►
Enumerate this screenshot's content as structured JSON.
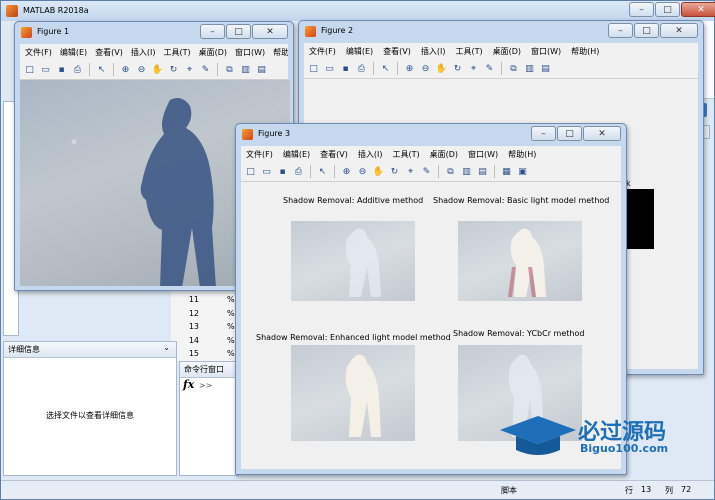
{
  "main": {
    "title": "MATLAB R2018a",
    "details_header": "详细信息",
    "details_hint": "选择文件以查看详细信息",
    "command_window": "命令行窗口",
    "prompt": ">>",
    "fx": "fx",
    "line_numbers": [
      "11",
      "12",
      "13",
      "14",
      "15"
    ],
    "line_marks": [
      "%",
      "%",
      "%",
      "%",
      "%"
    ],
    "status": {
      "script": "脚本",
      "row_label": "行",
      "row": "13",
      "col_label": "列",
      "col": "72"
    }
  },
  "menus": [
    "文件(F)",
    "编辑(E)",
    "查看(V)",
    "插入(I)",
    "工具(T)",
    "桌面(D)",
    "窗口(W)",
    "帮助(H)"
  ],
  "figure1": {
    "title": "Figure 1"
  },
  "figure2": {
    "title": "Figure 2",
    "partial_text": "k"
  },
  "figure3": {
    "title": "Figure 3",
    "plots": [
      {
        "title": "Shadow Removal: Additive method"
      },
      {
        "title": "Shadow Removal: Basic light model method"
      },
      {
        "title": "Shadow Removal: Enhanced light model method"
      },
      {
        "title": "Shadow Removal: YCbCr method"
      }
    ]
  },
  "watermark": {
    "text": "必过源码",
    "url": "Biguo100.com"
  },
  "colors": {
    "title_bar": "#c6d8ee",
    "figure_bg": "#f0f0f0",
    "close_button": "#c7523b"
  }
}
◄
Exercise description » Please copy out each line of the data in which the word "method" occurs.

Solved problem »
        "title": "Shadow Removal: Additive method"
        "title": "Shadow Removal: Basic light model method"
        "title": "Shadow Removal: Enhanced light model method"
        "title": "Shadow Removal: YCbCr method"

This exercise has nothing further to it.